Your visit to Rome’s world-famous Colosseum is about to get even more spectacular: the underground section, where gladiators waited and wild animals were kept before being lifted up to the arena, has been fully reopened to the public, after a two-year complex renovation work.
While a part of the Colosseum’s underground spaces, also known as hypogeum, were already accessible to the public (although not part of the regular ticket), a whole new section that includes a walkway 160 meters (530 feet) long is now open. It will allow visitors to see some of what were originally 15 corridors that made up the underground levels, and also to picture this enormous backstage, with the mobile platforms and wooden elevators that were used to pull up to stage gladiators and animals.
“This startling new view of the hypogeum is testimony to all that happened under the amphitheater's great arena from its inauguration in 80 AD up to the last spectacle in 523 AD,” said Colosseum director Alfonsina Russo. “It is a monument inside the monument, now viewable on a 160-meter snaking walkway.”
A team of 80 among engineers, surveyors, construction workers, architects, and archaeologists worked on the renovation.
During the centuries when the Colosseum was in use, spectators were forbidden from venturing below stage level.

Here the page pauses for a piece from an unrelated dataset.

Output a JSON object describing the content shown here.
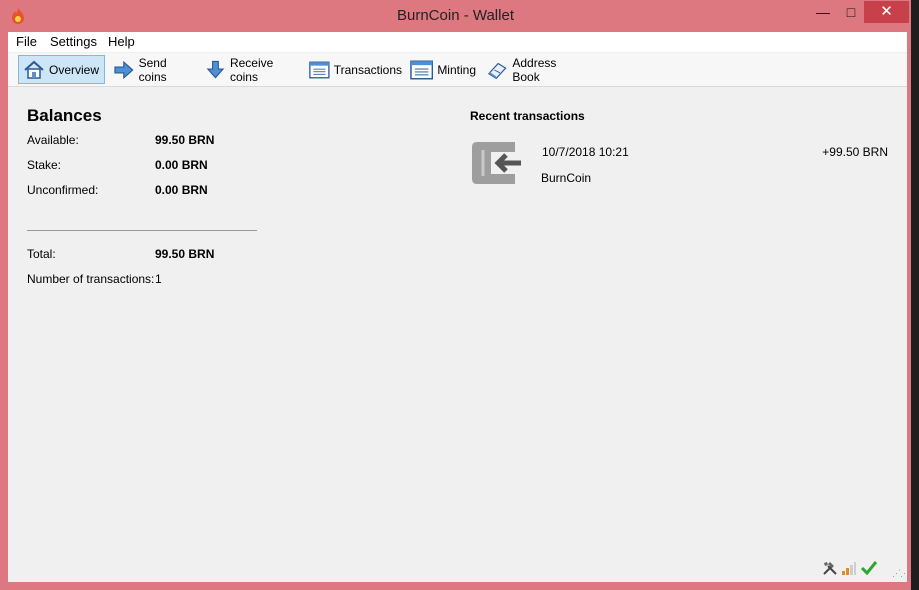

The area, once covered by a wooden floor, was dark and smelly and served as the amphitheater’s backstage.
The announcement relating to the Colosseum’s new underground level was made by Italy’s Culture Minister Dario Franceschini at the end of June. Businessman Diego della Valle, the founder of luxury shoe company Tod’s, was present; he financed this restoration as well as a previous multi-million euro restoration that cleaned centuries of dirt from the monument’s surfaces.
Recently, Culture Minister Dario Franceschini also announced a controversial project to build a lightweight retractable arena floor in the Colosseum.